In a move that is sure to be welcomed by environmental advocates and discerning consumers alike, Unilever says it will be cutting out 15% of the plastic in each bottle of its products to cut down on the landfill clutter currently building up around the world. [More]
Larry has learned well here at Consumerist. When he was shopping at Walmart recently, he picked up some dish soap. Before assuming that the larger quantity was the better deal and tossing the 38-ounce bottle in his cart, he stopped to do some math. That’s when he learned that the math on these bottles was a little fuzzy.
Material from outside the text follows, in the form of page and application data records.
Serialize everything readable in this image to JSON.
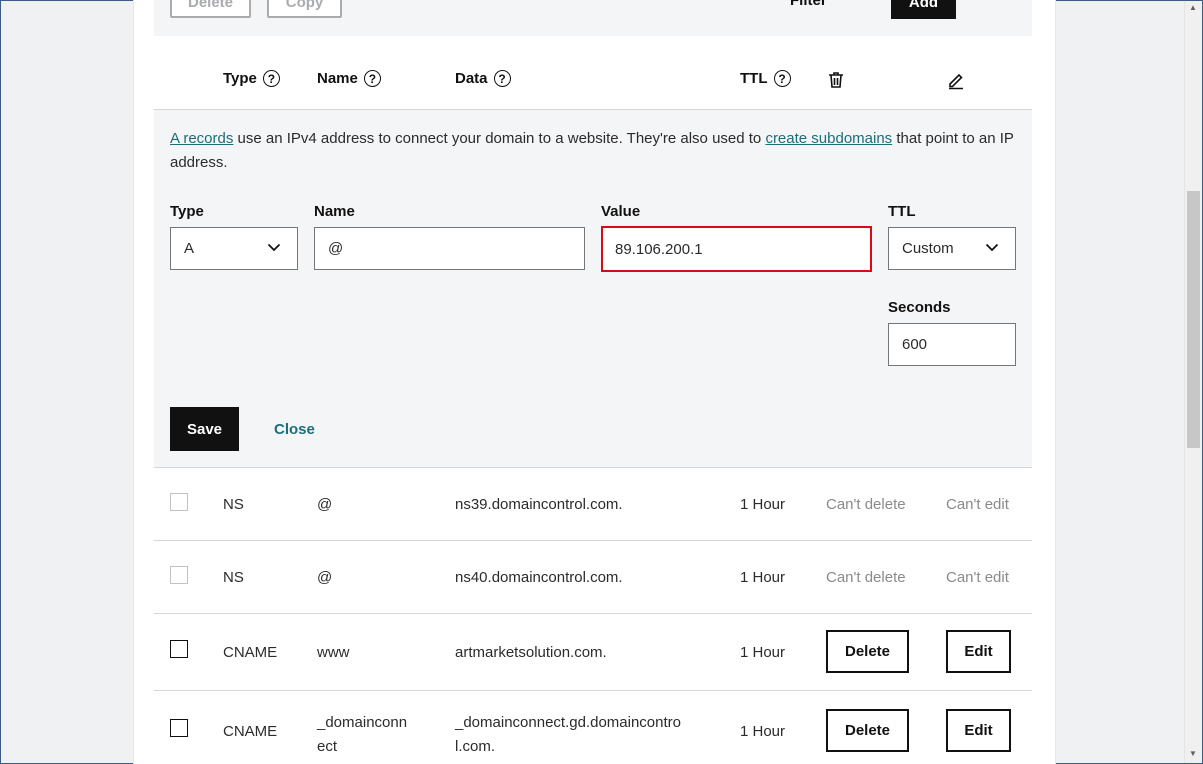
{
  "toolbar": {
    "delete_label": "Delete",
    "copy_label": "Copy",
    "filter_label": "Filter",
    "add_label": "Add"
  },
  "table_header": {
    "type": "Type",
    "name": "Name",
    "data": "Data",
    "ttl": "TTL",
    "help_glyph": "?"
  },
  "edit_panel": {
    "desc_link1": "A records",
    "desc_text1": " use an IPv4 address to connect your domain to a website. They're also used to ",
    "desc_link2": "create subdomains",
    "desc_text2": " that point to an IP address.",
    "type_label": "Type",
    "type_value": "A",
    "name_label": "Name",
    "name_value": "@",
    "value_label": "Value",
    "value_value": "89.106.200.1",
    "ttl_label": "TTL",
    "ttl_value": "Custom",
    "seconds_label": "Seconds",
    "seconds_value": "600",
    "save_label": "Save",
    "close_label": "Close"
  },
  "records": [
    {
      "type": "NS",
      "name": "@",
      "data": "ns39.domaincontrol.com.",
      "ttl": "1 Hour",
      "delete": "Can't delete",
      "edit": "Can't edit"
    },
    {
      "type": "NS",
      "name": "@",
      "data": "ns40.domaincontrol.com.",
      "ttl": "1 Hour",
      "delete": "Can't delete",
      "edit": "Can't edit"
    },
    {
      "type": "CNAME",
      "name": "www",
      "data": "artmarketsolution.com.",
      "ttl": "1 Hour",
      "delete": "Delete",
      "edit": "Edit"
    },
    {
      "type": "CNAME",
      "name_line1": "_domainconn",
      "name_line2": "ect",
      "data_line1": "_domainconnect.gd.domaincontro",
      "data_line2": "l.com.",
      "ttl": "1 Hour",
      "delete": "Delete",
      "edit": "Edit"
    }
  ],
  "colors": {
    "accent_link": "#1c6e77",
    "focus_border": "#d60b16",
    "primary_button": "#111111",
    "panel_bg": "#f4f5f6"
  }
}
Sudsy? [More]
How closely do you pay attention to the companies that make the products you and your family eat every day? Many of the most popular brands of packaged food and beverage items in the U.S. are owned by the same few dozen multinational companies, some of whom own several competing brands. It’s time to test your knowledge of which big companies are filling your pantry. [More]
Can’t get a date with any pretty singles after seven years of flashing your best and brightest smile? Maybe it’s not your personality or your antique doll collection hanging out on your bed. One man blames his string of dating strikeouts on Close-Up toothpaste’s failure to attract women, and is suing the product’s manufacturers as a result. [More]
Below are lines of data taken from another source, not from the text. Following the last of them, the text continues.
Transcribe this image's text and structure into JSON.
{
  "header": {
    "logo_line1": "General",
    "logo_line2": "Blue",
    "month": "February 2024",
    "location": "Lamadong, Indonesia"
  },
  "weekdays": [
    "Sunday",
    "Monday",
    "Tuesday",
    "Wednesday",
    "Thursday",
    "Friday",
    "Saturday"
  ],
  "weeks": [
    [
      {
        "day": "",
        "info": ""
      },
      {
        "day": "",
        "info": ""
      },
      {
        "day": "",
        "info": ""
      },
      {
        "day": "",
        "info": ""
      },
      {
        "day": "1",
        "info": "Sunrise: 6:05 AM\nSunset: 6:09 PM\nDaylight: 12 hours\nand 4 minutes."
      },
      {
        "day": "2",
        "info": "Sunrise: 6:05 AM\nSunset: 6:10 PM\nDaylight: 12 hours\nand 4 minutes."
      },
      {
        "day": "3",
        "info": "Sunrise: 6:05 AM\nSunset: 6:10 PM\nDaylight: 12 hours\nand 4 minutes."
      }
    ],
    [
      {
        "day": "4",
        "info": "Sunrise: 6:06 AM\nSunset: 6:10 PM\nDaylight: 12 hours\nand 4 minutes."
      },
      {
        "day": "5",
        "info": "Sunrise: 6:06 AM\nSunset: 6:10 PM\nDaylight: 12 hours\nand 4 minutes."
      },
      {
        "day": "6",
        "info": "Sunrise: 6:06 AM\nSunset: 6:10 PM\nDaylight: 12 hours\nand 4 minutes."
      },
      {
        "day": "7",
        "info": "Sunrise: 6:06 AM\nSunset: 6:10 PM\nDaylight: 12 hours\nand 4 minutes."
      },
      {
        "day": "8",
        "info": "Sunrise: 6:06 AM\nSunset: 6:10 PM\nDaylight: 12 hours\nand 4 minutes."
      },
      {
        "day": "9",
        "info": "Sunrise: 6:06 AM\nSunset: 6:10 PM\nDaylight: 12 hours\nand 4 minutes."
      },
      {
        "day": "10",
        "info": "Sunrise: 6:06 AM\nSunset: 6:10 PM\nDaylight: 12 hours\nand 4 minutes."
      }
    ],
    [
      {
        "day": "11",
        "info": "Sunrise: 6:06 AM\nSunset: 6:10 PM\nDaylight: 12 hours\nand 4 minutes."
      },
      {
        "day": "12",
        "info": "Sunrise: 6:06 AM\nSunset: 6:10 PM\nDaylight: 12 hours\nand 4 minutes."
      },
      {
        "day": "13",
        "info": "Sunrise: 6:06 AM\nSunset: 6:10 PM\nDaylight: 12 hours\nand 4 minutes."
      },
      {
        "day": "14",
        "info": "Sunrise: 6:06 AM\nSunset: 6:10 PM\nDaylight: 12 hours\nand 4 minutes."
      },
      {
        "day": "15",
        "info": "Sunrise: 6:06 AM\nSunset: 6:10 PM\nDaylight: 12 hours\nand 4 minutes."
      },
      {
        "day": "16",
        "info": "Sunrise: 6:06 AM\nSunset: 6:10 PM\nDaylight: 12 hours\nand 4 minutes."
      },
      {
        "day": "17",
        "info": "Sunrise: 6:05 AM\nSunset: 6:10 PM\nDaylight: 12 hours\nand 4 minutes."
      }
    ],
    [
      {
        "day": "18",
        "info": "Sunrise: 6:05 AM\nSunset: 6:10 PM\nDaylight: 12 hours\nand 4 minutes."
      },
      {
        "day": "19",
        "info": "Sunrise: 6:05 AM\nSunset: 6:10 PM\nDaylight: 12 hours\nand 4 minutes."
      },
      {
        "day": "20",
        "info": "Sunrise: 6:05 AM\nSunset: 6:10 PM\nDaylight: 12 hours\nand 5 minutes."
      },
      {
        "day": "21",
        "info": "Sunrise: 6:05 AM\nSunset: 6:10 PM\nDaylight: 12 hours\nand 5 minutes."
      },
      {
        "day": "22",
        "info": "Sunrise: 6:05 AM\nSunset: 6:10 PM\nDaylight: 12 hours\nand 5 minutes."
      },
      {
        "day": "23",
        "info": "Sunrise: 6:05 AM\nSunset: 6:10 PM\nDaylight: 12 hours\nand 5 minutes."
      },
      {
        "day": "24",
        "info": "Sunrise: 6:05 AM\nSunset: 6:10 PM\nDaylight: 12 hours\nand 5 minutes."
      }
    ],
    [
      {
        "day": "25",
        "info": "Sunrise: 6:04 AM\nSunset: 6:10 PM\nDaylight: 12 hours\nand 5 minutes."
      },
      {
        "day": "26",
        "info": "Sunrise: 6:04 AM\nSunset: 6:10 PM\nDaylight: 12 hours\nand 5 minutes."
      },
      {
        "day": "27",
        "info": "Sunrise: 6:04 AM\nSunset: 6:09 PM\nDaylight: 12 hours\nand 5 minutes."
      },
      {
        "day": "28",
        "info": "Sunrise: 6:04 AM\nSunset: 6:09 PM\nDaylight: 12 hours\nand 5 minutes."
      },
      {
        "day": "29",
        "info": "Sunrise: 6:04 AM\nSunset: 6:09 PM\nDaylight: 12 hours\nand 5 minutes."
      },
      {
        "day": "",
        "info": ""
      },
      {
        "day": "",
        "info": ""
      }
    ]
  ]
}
In his controversial interview on an Italian radio program earlier this week, president of pasta company Barilla said that the company would never use the image of a family headed by gay or lesbian parents in one of its ads. Why? “[W]e like the traditional family,” Barilla said. He invited customers to buy a different pasta brand if they disagree. “Challenge accepted,” said Bertolli, a worldwide brand owned by Unilever. Except in Italian. [More]
Perhaps your face has been half-buried in a pint of Chunky Monkey for so long that you didn’t even realize that Ben & Jerry’s stores sort of resemble Ye Olde Soda Shoppe gone cheesy — bright colors, checkered floors, and cheerful colors all summoning up the image of, well, a children’s playground. That’s how the brand director tells it, and is the main reason behind a new remodel that will seek to sleekify Ben & Jerry’s retail shops instead of peddle ice cream with cartoons and cows. [More]
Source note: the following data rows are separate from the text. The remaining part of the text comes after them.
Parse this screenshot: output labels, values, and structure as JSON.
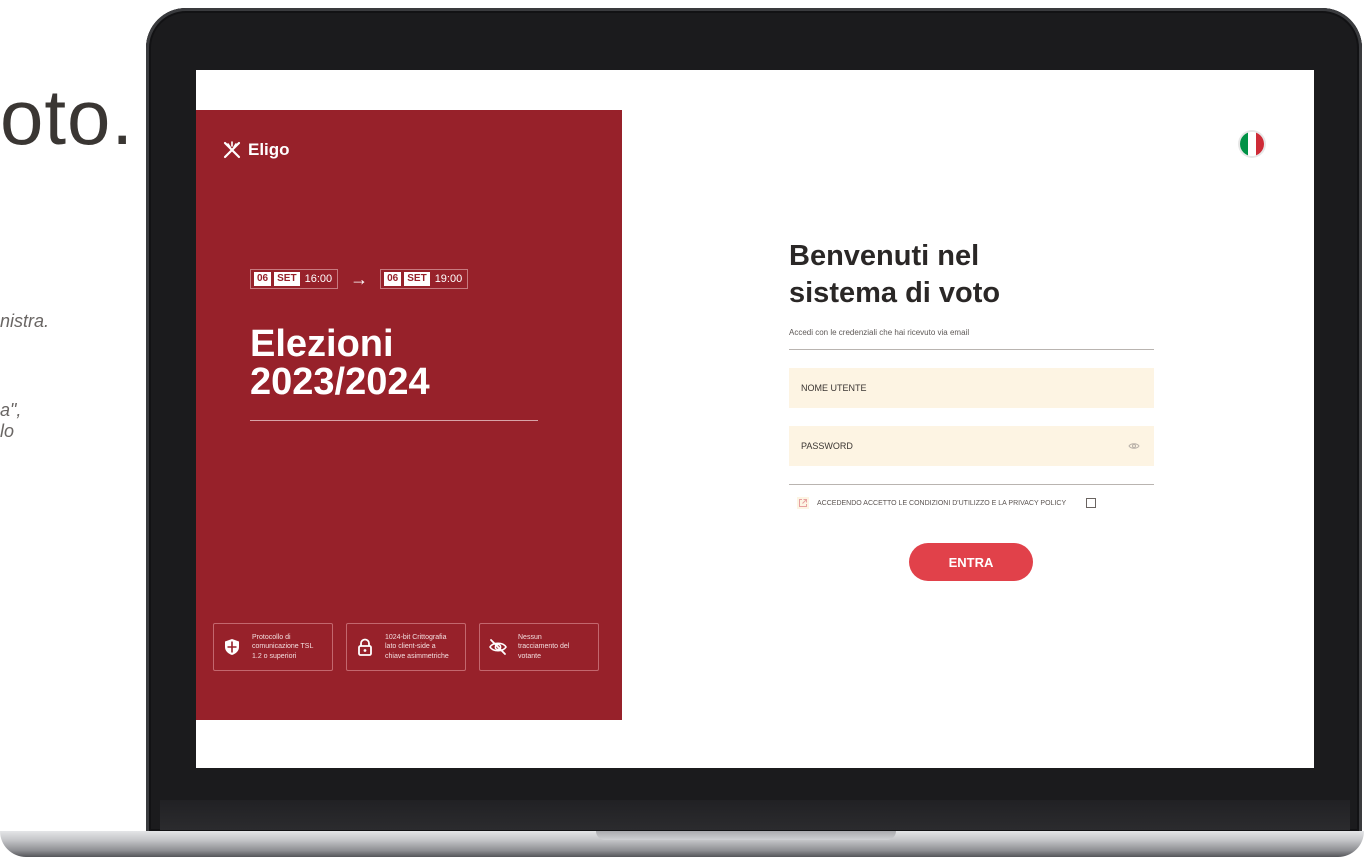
{
  "slide": {
    "heading": "oto.",
    "line1": "nistra.",
    "line2": "a\",",
    "line3": "lo"
  },
  "brand": {
    "name": "Eligo"
  },
  "election": {
    "start": {
      "day": "06",
      "month": "SET",
      "time": "16:00"
    },
    "end": {
      "day": "06",
      "month": "SET",
      "time": "19:00"
    },
    "arrow": "→",
    "title_line1": "Elezioni",
    "title_line2": "2023/2024"
  },
  "features": [
    {
      "icon": "shield-icon",
      "text": [
        "Protocollo di",
        "comunicazione TSL",
        "1.2 o superiori"
      ]
    },
    {
      "icon": "lock-icon",
      "text": [
        "1024-bit Crittografia",
        "lato client-side a",
        "chiave asimmetriche"
      ]
    },
    {
      "icon": "eye-off-icon",
      "text": [
        "Nessun",
        "tracciamento del",
        "votante"
      ]
    }
  ],
  "language": {
    "icon": "italy-flag-icon",
    "colors": [
      "#009246",
      "#ffffff",
      "#ce2b37"
    ]
  },
  "login": {
    "title_line1": "Benvenuti nel",
    "title_line2": "sistema di voto",
    "subtitle": "Accedi con le credenziali che hai ricevuto via email",
    "username_placeholder": "NOME UTENTE",
    "password_placeholder": "PASSWORD",
    "terms": "ACCEDENDO ACCETTO LE CONDIZIONI D'UTILIZZO E LA PRIVACY POLICY",
    "submit": "ENTRA"
  },
  "colors": {
    "panel": "#97212a",
    "accent_button": "#e1414a",
    "field_bg": "#fdf4e3"
  }
}
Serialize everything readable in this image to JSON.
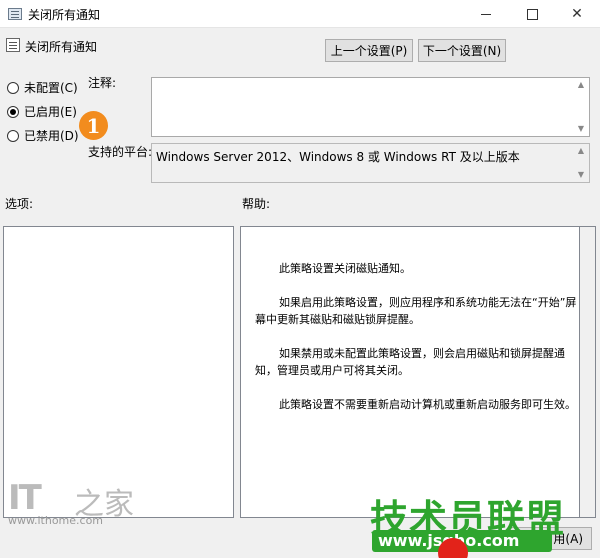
{
  "window": {
    "title": "关闭所有通知",
    "minimize_icon": "minimize-icon",
    "maximize_icon": "maximize-icon",
    "close_glyph": "✕"
  },
  "header": {
    "policy_name": "关闭所有通知",
    "prev_button": "上一个设置(P)",
    "next_button": "下一个设置(N)"
  },
  "state": {
    "options": [
      {
        "label": "未配置(C)",
        "checked": false
      },
      {
        "label": "已启用(E)",
        "checked": true
      },
      {
        "label": "已禁用(D)",
        "checked": false
      }
    ],
    "step_badge": "1"
  },
  "comment": {
    "label": "注释:",
    "value": ""
  },
  "platform": {
    "label": "支持的平台:",
    "value": "Windows Server 2012、Windows 8 或 Windows RT 及以上版本"
  },
  "options_pane": {
    "label": "选项:"
  },
  "help_pane": {
    "label": "帮助:",
    "paragraphs": [
      "此策略设置关闭磁贴通知。",
      "如果启用此策略设置，则应用程序和系统功能无法在“开始”屏幕中更新其磁贴和磁贴锁屏提醒。",
      "如果禁用或未配置此策略设置，则会启用磁贴和锁屏提醒通知，管理员或用户可将其关闭。",
      "此策略设置不需要重新启动计算机或重新启动服务即可生效。"
    ]
  },
  "footer": {
    "apply_partial": "用(A)"
  },
  "watermarks": {
    "ithome_logo": "IT",
    "ithome_logo_cn": "之家",
    "ithome_url": "www.ithome.com",
    "site_title": "技术员联盟",
    "site_url": "www.jsgho.com",
    "accent_green": "#2ea52e",
    "badge_orange": "#f28c1e"
  }
}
We had a very simple question for Unilever. If petroleum jelly or petrolatum has basically been the same stuff since the 19th century, and Vaseline Lip Therapy is 100% petrolatum, why does the tube claim that it’s “advanced”? This is not a terribly pressing consumer question, but it bothered reader Will. So we contacted Vaseline’s slippery headquarters to find out. [More]
Anyone who’s ever smelled Axe Body Spray or any Axe products probably has their own opinion on the scent of the stuff, so we shall refrain from voicing ours, but for one teenager in Pennsylvania, it wasn’t just that he didn’t like the smell. He had such a bad physical reaction to the scent that he had to go to the hospital, prompting his high school to ask other students to refrain from dousing themselves in it.
When is ice cream not ice cream? When it’s a “frozen dairy dessert.” Recently, Breyers made changes to some of their ice cream flavors. These changes were drastic enough that the products are still tasty, but can no longer legally be called “ice cream.” Do most consumers know the difference, or even care? We don’t know yet, but observant Consumerist tipsters noticed the label change, and they noticed the growing list of unfamiliar ingredients in a familiar food.
People lie. What we want isn’t always what we say we want. This poses a problem for marketers, who depend on market research before launching new or redesigned products. Researchers have learned that people in focus groups tend to tell the authority figures running the test what they think the tester wants to hear. They say that they’re interested in products without considering whether they would actually buy them. They say that something draws their eye when it really doesn’t. Fortunately, technology has caught up with our lies. Market researchers can now track subjects’ retinas to see what products really draw their eye, analyze barely perceptible involuntary facial expressions, and even monitor brain waves to see which choices elicit happy thoughts.